Areas of Exploration


These three Areas of Exploration (AoEs) offer three different approaches to understanding texts. It helps to think of them as lenses through which you can read texts. The questions provided below are useful starting point for discussion and textual analysis. While students are expected to spend an equal amount of time on each AoE (50 hours on each AoE at standard level (SL) and 80 hours on each AoE at higher level (HL)), and explore an equal amount of literary works in relation to each AoE (at least 1 work for each AoE at SL and 2 works for each AoE at HL), students will most likely explore multiple areas with multiple works and texts simultaneously. The wording of the questions has been altered to avoid copyright issues with the IB. You can print out the A6 cards below for classroom activities.

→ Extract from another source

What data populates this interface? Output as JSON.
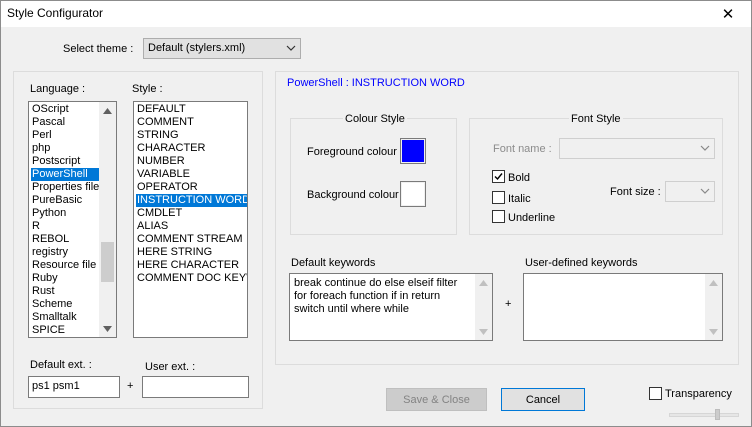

A6 cards: 'Areas of exploration'
Readers, writers, texts

  1. How and why do people study language and literature?
  2. How are readers affected by texts in different ways?
  3. In what ways do readers and writers construct ‘meaning’ through texts?
  4. How can the use of language in different types of texts vary? 
  5. How do the style and structure of a text affect its meaning?
  6. How can texts challenge readers or offer insight?
Time and space

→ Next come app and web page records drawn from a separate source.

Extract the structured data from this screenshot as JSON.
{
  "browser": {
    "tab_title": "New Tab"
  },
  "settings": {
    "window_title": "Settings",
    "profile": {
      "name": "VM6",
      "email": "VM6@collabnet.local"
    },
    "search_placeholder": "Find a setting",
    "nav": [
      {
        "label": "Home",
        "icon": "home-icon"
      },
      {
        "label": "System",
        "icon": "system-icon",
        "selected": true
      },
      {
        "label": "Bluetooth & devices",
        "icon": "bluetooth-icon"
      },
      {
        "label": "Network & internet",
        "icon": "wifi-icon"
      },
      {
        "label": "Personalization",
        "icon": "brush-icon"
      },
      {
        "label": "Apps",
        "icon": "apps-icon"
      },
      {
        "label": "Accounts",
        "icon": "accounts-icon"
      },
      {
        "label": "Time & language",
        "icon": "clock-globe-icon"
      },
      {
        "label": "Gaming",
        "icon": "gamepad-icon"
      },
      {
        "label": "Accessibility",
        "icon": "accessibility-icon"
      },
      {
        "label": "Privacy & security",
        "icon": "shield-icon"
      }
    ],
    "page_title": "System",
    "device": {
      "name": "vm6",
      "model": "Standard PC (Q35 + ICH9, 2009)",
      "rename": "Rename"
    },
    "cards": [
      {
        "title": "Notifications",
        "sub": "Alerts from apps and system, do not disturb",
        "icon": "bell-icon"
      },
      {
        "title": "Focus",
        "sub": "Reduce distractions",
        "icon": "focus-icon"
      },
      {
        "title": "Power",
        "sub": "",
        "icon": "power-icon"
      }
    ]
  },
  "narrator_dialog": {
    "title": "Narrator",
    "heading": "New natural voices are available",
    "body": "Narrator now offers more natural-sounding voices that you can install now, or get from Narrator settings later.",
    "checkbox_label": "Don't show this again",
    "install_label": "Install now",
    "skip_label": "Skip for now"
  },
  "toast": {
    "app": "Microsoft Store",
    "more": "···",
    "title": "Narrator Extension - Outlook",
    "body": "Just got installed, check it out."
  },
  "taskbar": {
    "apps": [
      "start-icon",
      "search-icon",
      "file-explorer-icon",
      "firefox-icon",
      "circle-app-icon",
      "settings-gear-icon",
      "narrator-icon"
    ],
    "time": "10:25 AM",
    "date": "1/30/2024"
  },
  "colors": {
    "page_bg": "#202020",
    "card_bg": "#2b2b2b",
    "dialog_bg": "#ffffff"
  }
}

  1. How can the cultural and historical context of a text influence the way it is written or received? 
  2. How do readers approach texts from times and cultures that are different from their own? 
  3. How can texts offer insight into another culture? 
  4. How can the meaning and impact of a text change over time? 
  5. How can texts reflect, represent or shape cultural practices? 
  6. How can language reflect people’s sense of identity or place in society?

Intertextuality: connecting texts

  1. How can texts be typical or atypical, conventional or unconventional? 
  2. How can the conventions of a text type evolve over time? 
  3. What can diverse texts have in common?  
  4. To what extent can a text be considered a ‘classic’?
  5. How can different texts offer different perspectives on a topic, issue or theme? 
  6. How can comparing and interpreting texts be transformative for the reader?
Last modified: Monday, 16 March 2020, 2:26 PM